The iPad comes with a touchscreen keyboard to enter text, which may or may not work for you. It’s usually ok for note taking and short paragraphs, but if you do a lot of typing, you might want to stick with a laptop or get an external bluetooth keyboard compatible with the iPad, at which point you lose some of the portability factor of the iPad, but it’s an option.
With a laptop, it’s fairly easy to transfer files. For small files, you can transfer files via email or WiFi and larger files can be sent over an Ethernet connection, burned on a CD/DVD disk, USB flash drive or card.

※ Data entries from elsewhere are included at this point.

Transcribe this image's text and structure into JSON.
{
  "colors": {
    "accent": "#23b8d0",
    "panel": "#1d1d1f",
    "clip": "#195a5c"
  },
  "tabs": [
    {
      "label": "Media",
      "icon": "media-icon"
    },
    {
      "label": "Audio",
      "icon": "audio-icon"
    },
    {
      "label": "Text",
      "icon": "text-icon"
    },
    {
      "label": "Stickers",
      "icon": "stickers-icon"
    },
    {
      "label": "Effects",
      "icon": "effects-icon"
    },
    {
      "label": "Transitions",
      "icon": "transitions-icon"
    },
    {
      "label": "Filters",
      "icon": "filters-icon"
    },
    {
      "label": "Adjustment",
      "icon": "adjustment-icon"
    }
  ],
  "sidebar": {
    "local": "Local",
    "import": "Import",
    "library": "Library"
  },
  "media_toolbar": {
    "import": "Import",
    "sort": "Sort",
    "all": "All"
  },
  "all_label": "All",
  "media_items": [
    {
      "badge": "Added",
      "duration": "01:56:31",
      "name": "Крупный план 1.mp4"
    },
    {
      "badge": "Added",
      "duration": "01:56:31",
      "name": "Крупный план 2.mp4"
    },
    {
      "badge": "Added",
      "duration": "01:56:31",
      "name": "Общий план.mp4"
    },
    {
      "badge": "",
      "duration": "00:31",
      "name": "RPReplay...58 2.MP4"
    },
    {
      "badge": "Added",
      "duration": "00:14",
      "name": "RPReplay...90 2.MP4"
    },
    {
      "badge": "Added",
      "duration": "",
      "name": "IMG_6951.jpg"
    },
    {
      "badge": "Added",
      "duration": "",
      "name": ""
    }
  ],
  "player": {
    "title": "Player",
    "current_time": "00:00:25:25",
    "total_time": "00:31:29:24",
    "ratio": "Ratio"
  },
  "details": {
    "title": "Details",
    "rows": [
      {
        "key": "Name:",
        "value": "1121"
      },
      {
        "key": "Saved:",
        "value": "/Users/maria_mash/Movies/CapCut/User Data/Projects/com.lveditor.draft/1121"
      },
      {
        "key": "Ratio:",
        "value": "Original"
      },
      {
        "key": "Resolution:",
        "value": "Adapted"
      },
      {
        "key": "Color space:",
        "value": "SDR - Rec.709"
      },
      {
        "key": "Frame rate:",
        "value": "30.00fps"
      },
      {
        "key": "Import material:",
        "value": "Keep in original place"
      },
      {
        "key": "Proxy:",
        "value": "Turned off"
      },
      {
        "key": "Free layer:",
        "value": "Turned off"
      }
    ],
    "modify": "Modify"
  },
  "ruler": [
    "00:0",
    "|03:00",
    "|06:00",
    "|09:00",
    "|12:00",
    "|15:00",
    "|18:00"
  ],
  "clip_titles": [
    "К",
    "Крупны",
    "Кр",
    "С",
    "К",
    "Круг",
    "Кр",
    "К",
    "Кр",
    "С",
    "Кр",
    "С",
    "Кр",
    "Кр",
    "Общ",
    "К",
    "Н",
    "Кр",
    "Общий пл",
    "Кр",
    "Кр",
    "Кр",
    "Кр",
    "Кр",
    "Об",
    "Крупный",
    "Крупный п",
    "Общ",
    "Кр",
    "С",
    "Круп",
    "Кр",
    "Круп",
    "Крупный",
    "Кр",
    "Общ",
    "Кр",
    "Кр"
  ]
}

On an iPad, transfers can be a little bit more complicated, especially since it doesn’t have on board Ethernet connectivity or a CD/DVD burner. You can use email to send small files, but for bigger files your options are limited to WiFi transfers, via USB (using the dock connector and iTunes) or using Apple’s IPad Camera Connection Kit which lets you transfer photos and videos from a USB drive or SD Flash card.
Another limitation you need to consider is what types of files you use and which software you need to create, read and edit them. Today’s laptops are powerful computers which allow you to use equally powerful programs to create complex content.
iPads, on the other hand, have limited processing power and many of the programs that run on a laptop, such as Microsoft Office, are not available for the iPad, although there are 3rd part apps which allow you to view and edit the files, but are still limited in functionality.
So, should you replace your laptop with an iPad? If you can live with the limitations, go for it, but for most people, a laptop should probably still be your main computer. Of course, having both a laptop AND an iPad would give you the best of both worlds – a powerful computer for your heavy duty computing needs and a lightweight tablet computer for emailing and web surfing wirelessly from your couch!
~ Victor Villegas
Thinking of buying and Apple iPhone or iPad? Well, you just might want to hold off for just a little bit more.
As an owner of iPhone 3GS, I’m looking forward to a new updated phone. As for the iPad Mini, I’ll have to wait and see. I’m not sure a smaller iPad would work for me. But then again, a lower price point might entice me.
~ Victor Villegas
Welcome to the Extension Mobile Device User Group (EMDUG) blog. Here you will find information, how-to’s, tips, news and other helpful resources to get the most out of your mobile devices.
If there are any particular topics you’d like to cover, please let us know.
Victor Villegas – Technology & Media Support Coordinator
Jeff Hino – EESC Learning Technology Leader